▶ _About this exercise_
Whenever a line in the records below holds the string "Payment", copy it out.

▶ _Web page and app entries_

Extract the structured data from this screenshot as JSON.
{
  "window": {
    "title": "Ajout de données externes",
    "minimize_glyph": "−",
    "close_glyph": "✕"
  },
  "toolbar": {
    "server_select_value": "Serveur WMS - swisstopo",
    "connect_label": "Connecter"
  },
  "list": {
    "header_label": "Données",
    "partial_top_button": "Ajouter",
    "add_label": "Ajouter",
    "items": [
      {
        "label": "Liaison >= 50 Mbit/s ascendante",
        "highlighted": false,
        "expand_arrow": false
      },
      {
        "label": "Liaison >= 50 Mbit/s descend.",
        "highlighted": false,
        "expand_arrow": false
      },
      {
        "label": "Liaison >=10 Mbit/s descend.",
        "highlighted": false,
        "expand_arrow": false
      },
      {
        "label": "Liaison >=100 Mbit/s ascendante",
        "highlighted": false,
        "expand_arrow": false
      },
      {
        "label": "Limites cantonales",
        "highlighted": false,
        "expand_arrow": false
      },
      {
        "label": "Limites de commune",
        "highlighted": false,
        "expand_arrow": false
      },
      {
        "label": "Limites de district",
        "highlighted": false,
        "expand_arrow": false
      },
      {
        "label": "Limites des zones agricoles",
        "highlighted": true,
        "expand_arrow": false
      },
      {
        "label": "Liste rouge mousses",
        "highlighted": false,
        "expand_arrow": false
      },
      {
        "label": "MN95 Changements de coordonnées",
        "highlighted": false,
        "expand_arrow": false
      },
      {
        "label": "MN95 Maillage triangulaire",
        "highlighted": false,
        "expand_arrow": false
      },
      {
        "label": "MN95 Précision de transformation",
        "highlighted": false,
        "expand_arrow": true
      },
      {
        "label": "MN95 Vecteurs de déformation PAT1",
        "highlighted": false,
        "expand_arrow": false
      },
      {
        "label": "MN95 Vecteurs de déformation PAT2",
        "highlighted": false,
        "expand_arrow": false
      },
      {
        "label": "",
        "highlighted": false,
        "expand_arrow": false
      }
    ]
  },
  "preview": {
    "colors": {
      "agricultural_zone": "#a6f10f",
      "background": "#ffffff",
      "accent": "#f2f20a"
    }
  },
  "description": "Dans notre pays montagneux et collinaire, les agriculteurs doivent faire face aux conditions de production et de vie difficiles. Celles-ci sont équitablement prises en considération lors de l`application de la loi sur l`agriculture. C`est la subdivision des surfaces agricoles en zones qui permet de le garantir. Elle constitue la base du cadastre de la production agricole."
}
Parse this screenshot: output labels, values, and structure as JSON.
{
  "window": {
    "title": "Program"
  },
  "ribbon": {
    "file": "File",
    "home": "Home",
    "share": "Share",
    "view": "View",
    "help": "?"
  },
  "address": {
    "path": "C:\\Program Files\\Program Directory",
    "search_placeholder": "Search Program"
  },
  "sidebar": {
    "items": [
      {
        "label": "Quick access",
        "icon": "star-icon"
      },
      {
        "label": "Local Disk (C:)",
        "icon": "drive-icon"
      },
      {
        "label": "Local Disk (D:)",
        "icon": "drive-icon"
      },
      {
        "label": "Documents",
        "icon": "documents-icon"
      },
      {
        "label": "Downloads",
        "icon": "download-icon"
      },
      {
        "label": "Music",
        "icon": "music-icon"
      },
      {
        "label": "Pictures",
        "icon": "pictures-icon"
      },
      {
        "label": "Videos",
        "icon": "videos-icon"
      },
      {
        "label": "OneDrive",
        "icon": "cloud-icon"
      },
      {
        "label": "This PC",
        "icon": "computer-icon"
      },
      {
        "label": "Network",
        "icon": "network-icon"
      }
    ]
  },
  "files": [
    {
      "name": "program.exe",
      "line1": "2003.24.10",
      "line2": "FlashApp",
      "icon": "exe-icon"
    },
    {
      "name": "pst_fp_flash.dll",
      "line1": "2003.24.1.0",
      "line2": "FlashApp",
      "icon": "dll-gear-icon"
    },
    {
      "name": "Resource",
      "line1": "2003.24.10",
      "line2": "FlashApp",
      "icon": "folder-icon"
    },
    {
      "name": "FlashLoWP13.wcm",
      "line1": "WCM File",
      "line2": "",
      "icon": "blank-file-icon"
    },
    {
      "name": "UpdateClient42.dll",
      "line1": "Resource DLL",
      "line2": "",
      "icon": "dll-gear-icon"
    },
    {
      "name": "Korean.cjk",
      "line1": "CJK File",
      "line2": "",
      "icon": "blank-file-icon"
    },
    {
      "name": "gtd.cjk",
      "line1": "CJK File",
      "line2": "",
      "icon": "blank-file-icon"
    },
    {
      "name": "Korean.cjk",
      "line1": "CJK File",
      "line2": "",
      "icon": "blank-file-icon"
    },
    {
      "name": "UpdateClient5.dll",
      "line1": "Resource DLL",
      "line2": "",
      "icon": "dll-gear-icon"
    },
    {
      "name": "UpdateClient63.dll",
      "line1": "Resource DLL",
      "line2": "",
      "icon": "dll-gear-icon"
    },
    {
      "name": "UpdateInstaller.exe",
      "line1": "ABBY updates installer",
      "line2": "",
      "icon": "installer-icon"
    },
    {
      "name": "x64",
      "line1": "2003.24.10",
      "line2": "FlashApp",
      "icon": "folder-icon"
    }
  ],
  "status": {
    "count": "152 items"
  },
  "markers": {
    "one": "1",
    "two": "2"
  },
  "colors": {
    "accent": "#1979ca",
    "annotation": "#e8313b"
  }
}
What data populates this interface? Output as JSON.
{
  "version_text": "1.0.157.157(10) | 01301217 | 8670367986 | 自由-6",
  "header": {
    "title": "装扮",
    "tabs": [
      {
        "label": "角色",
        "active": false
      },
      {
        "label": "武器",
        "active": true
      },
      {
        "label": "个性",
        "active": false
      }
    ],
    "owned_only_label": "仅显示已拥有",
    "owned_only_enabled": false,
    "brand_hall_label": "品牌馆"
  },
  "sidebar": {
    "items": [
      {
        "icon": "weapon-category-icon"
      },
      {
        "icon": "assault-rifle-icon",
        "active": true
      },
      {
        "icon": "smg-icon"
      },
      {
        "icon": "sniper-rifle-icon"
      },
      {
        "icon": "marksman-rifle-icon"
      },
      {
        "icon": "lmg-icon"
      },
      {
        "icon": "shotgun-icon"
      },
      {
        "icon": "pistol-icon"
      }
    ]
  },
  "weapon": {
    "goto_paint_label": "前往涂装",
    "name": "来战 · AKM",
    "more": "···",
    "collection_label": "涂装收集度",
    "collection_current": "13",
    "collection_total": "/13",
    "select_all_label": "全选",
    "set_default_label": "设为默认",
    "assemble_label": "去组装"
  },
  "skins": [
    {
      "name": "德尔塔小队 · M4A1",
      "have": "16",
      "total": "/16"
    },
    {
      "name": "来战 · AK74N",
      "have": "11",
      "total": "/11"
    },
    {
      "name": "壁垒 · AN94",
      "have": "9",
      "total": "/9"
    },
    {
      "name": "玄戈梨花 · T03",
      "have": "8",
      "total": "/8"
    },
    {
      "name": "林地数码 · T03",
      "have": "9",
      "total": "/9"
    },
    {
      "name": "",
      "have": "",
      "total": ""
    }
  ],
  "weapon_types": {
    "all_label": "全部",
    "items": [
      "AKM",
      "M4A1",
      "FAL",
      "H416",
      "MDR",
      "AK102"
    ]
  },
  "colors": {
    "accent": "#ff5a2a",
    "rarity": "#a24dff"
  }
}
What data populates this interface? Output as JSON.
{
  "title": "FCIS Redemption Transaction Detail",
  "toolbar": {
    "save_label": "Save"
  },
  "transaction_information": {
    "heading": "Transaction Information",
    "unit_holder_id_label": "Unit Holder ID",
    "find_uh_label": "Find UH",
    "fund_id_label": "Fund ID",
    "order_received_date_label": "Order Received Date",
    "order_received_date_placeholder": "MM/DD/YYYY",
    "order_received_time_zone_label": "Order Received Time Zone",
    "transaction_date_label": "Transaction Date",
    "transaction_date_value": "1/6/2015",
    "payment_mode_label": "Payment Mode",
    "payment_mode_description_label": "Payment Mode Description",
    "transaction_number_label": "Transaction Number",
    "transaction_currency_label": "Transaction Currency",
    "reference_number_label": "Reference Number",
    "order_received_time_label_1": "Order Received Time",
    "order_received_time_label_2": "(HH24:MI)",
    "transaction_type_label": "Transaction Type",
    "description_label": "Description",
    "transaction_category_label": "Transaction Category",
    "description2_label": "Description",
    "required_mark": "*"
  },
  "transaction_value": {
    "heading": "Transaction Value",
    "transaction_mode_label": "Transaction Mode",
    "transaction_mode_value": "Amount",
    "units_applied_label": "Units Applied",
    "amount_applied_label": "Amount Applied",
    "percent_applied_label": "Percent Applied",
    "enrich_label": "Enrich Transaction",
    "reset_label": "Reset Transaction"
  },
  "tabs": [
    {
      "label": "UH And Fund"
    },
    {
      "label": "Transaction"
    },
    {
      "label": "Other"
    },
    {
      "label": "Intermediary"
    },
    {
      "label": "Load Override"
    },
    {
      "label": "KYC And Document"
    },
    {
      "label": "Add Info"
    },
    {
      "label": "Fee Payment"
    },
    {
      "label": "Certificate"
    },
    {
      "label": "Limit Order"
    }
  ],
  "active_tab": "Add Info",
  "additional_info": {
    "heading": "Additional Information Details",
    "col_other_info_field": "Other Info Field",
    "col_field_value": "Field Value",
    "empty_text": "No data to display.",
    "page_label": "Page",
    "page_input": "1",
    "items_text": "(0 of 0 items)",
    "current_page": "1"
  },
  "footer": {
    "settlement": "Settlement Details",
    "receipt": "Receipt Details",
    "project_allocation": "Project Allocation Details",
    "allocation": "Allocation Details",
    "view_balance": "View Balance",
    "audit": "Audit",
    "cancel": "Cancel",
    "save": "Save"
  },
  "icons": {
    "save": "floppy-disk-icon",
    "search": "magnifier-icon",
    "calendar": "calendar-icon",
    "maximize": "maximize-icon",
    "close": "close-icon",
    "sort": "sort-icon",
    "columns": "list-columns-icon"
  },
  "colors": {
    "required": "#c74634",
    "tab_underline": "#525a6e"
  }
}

▶ _Task output_
    "payment_mode_label": "Payment Mode",
    "payment_mode_description_label": "Payment Mode Description",
      "label": "Fee Payment"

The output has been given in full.